_WHAT TO DO_
Take every line in the entries that includes the word "phone" and copy it.

_Excerpts from an interface dataset_
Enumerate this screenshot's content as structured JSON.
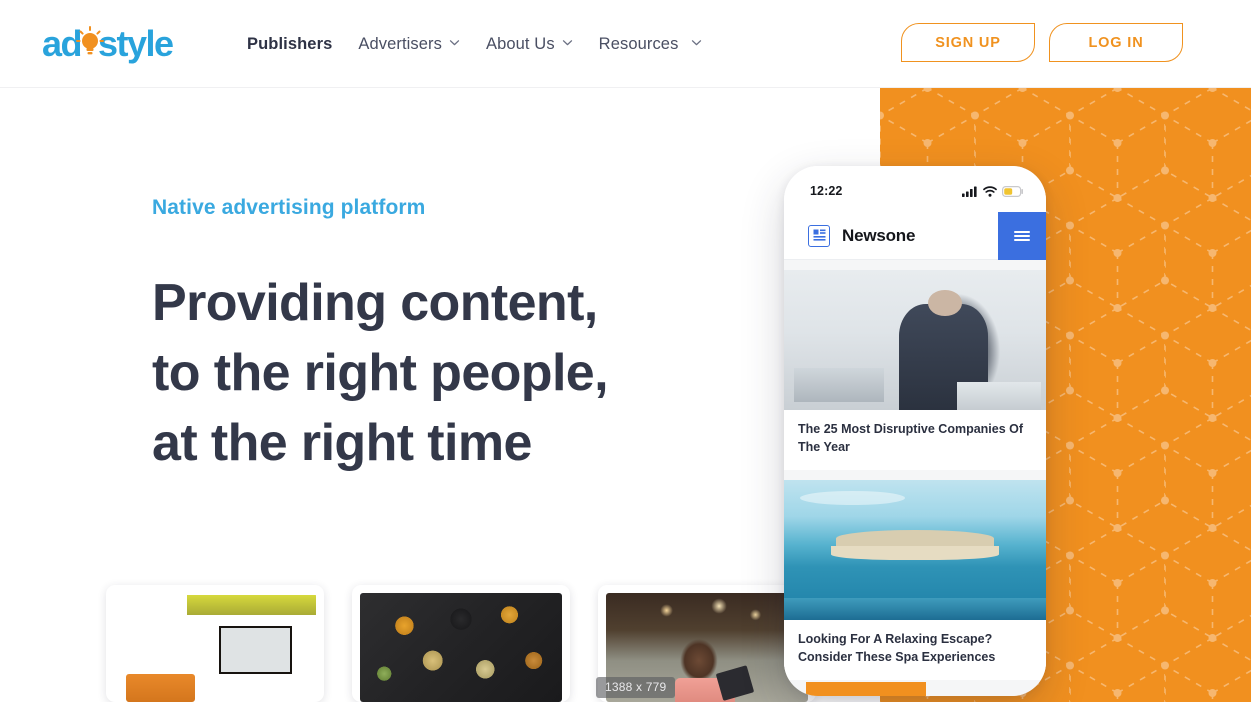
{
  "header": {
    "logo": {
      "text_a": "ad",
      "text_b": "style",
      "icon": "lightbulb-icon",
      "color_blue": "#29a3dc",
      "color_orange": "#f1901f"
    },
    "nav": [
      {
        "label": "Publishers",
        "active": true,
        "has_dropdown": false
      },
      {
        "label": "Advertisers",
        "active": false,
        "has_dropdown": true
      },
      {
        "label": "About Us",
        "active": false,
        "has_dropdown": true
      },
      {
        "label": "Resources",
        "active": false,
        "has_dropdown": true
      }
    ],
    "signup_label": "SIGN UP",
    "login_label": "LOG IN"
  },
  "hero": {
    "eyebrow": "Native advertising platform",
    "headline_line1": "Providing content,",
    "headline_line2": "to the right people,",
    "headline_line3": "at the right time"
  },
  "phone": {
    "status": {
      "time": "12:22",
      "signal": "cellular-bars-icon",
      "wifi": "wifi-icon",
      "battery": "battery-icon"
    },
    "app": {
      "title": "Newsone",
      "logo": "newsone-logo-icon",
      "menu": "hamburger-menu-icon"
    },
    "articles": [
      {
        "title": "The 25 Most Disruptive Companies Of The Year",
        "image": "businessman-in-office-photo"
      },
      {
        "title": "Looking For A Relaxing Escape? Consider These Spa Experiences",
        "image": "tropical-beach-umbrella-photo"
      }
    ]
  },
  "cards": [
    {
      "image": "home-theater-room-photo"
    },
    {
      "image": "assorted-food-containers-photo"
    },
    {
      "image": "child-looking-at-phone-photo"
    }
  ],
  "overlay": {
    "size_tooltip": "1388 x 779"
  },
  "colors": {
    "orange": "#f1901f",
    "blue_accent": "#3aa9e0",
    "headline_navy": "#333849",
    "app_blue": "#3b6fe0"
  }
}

_EXERCISE RESPONSE_
  "phone": {
      "image": "child-looking-at-phone-photo"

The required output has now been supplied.